Content starts

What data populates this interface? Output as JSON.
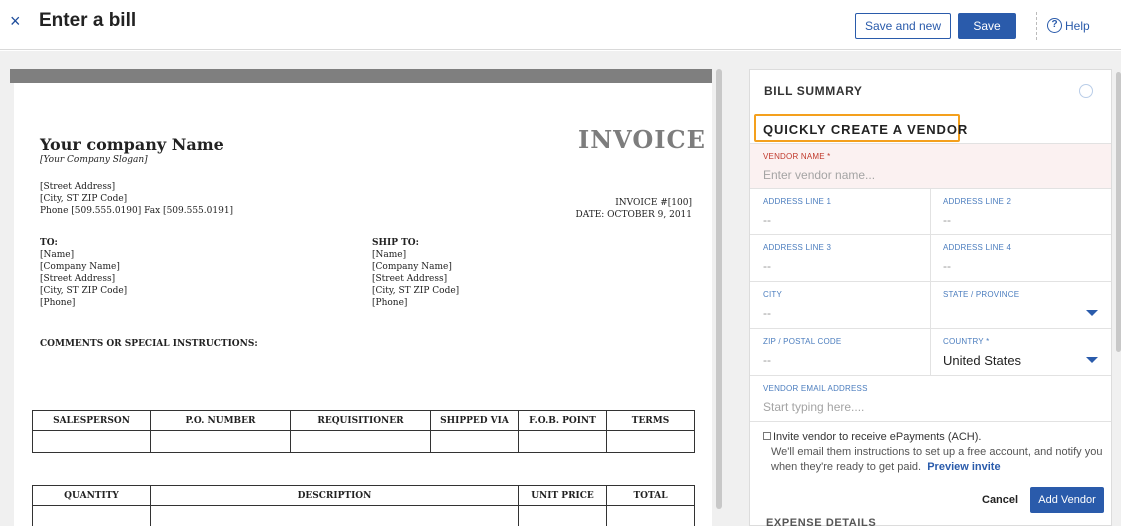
{
  "header": {
    "close_icon": "×",
    "title": "Enter a bill",
    "save_and_new": "Save and new",
    "save": "Save",
    "help": "Help",
    "help_icon": "?"
  },
  "invoice": {
    "company_name": "Your company Name",
    "slogan": "[Your Company Slogan]",
    "title": "INVOICE",
    "street": "[Street Address]",
    "city": "[City, ST  ZIP Code]",
    "phone_fax": "Phone [509.555.0190]  Fax [509.555.0191]",
    "invoice_no": "INVOICE #[100]",
    "date": "DATE: OCTOBER 9, 2011",
    "to": {
      "label": "TO:",
      "lines": [
        "[Name]",
        "[Company Name]",
        "[Street Address]",
        "[City, ST  ZIP Code]",
        "[Phone]"
      ]
    },
    "ship_to": {
      "label": "SHIP TO:",
      "lines": [
        "[Name]",
        "[Company Name]",
        "[Street Address]",
        "[City, ST  ZIP Code]",
        "[Phone]"
      ]
    },
    "comments": "COMMENTS OR SPECIAL INSTRUCTIONS:",
    "table1_headers": [
      "SALESPERSON",
      "P.O. NUMBER",
      "REQUISITIONER",
      "SHIPPED VIA",
      "F.O.B. POINT",
      "TERMS"
    ],
    "table2_headers": [
      "QUANTITY",
      "DESCRIPTION",
      "UNIT PRICE",
      "TOTAL"
    ]
  },
  "form": {
    "bill_summary": "BILL SUMMARY",
    "quick_create": "QUICKLY CREATE A VENDOR",
    "vendor_name_label": "VENDOR NAME *",
    "vendor_name_placeholder": "Enter vendor name...",
    "address1_label": "ADDRESS LINE 1",
    "address1_value": "--",
    "address2_label": "ADDRESS LINE 2",
    "address2_value": "--",
    "address3_label": "ADDRESS LINE 3",
    "address3_value": "--",
    "address4_label": "ADDRESS LINE 4",
    "address4_value": "--",
    "city_label": "CITY",
    "city_value": "--",
    "state_label": "STATE / PROVINCE",
    "zip_label": "ZIP / POSTAL CODE",
    "zip_value": "--",
    "country_label": "COUNTRY *",
    "country_value": "United States",
    "email_label": "VENDOR EMAIL ADDRESS",
    "email_placeholder": "Start typing here....",
    "invite_text": "Invite vendor to receive ePayments (ACH).",
    "invite_sub": "We'll email them instructions to set up a free account, and notify you when they're ready to get paid.",
    "preview_invite": "Preview invite",
    "cancel": "Cancel",
    "add_vendor": "Add Vendor",
    "expense_details": "EXPENSE DETAILS"
  }
}
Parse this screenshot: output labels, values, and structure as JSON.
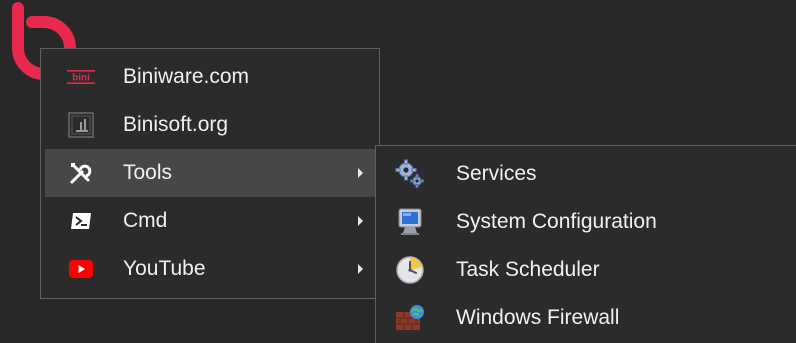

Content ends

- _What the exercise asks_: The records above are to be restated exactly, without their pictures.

- _Result for this exercise_:
What data populates this interface? Output as JSON.
{
  "header": {
    "close_icon": "×",
    "title": "Enter a bill",
    "save_and_new": "Save and new",
    "save": "Save",
    "help": "Help",
    "help_icon": "?"
  },
  "invoice": {
    "company_name": "Your company Name",
    "slogan": "[Your Company Slogan]",
    "title": "INVOICE",
    "street": "[Street Address]",
    "city": "[City, ST  ZIP Code]",
    "phone_fax": "Phone [509.555.0190]  Fax [509.555.0191]",
    "invoice_no": "INVOICE #[100]",
    "date": "DATE: OCTOBER 9, 2011",
    "to": {
      "label": "TO:",
      "lines": [
        "[Name]",
        "[Company Name]",
        "[Street Address]",
        "[City, ST  ZIP Code]",
        "[Phone]"
      ]
    },
    "ship_to": {
      "label": "SHIP TO:",
      "lines": [
        "[Name]",
        "[Company Name]",
        "[Street Address]",
        "[City, ST  ZIP Code]",
        "[Phone]"
      ]
    },
    "comments": "COMMENTS OR SPECIAL INSTRUCTIONS:",
    "table1_headers": [
      "SALESPERSON",
      "P.O. NUMBER",
      "REQUISITIONER",
      "SHIPPED VIA",
      "F.O.B. POINT",
      "TERMS"
    ],
    "table2_headers": [
      "QUANTITY",
      "DESCRIPTION",
      "UNIT PRICE",
      "TOTAL"
    ]
  },
  "form": {
    "bill_summary": "BILL SUMMARY",
    "quick_create": "QUICKLY CREATE A VENDOR",
    "vendor_name_label": "VENDOR NAME *",
    "vendor_name_placeholder": "Enter vendor name...",
    "address1_label": "ADDRESS LINE 1",
    "address1_value": "--",
    "address2_label": "ADDRESS LINE 2",
    "address2_value": "--",
    "address3_label": "ADDRESS LINE 3",
    "address3_value": "--",
    "address4_label": "ADDRESS LINE 4",
    "address4_value": "--",
    "city_label": "CITY",
    "city_value": "--",
    "state_label": "STATE / PROVINCE",
    "zip_label": "ZIP / POSTAL CODE",
    "zip_value": "--",
    "country_label": "COUNTRY *",
    "country_value": "United States",
    "email_label": "VENDOR EMAIL ADDRESS",
    "email_placeholder": "Start typing here....",
    "invite_text": "Invite vendor to receive ePayments (ACH).",
    "invite_sub": "We'll email them instructions to set up a free account, and notify you when they're ready to get paid.",
    "preview_invite": "Preview invite",
    "cancel": "Cancel",
    "add_vendor": "Add Vendor",
    "expense_details": "EXPENSE DETAILS"
  }
}
Parse this screenshot: output labels, values, and structure as JSON.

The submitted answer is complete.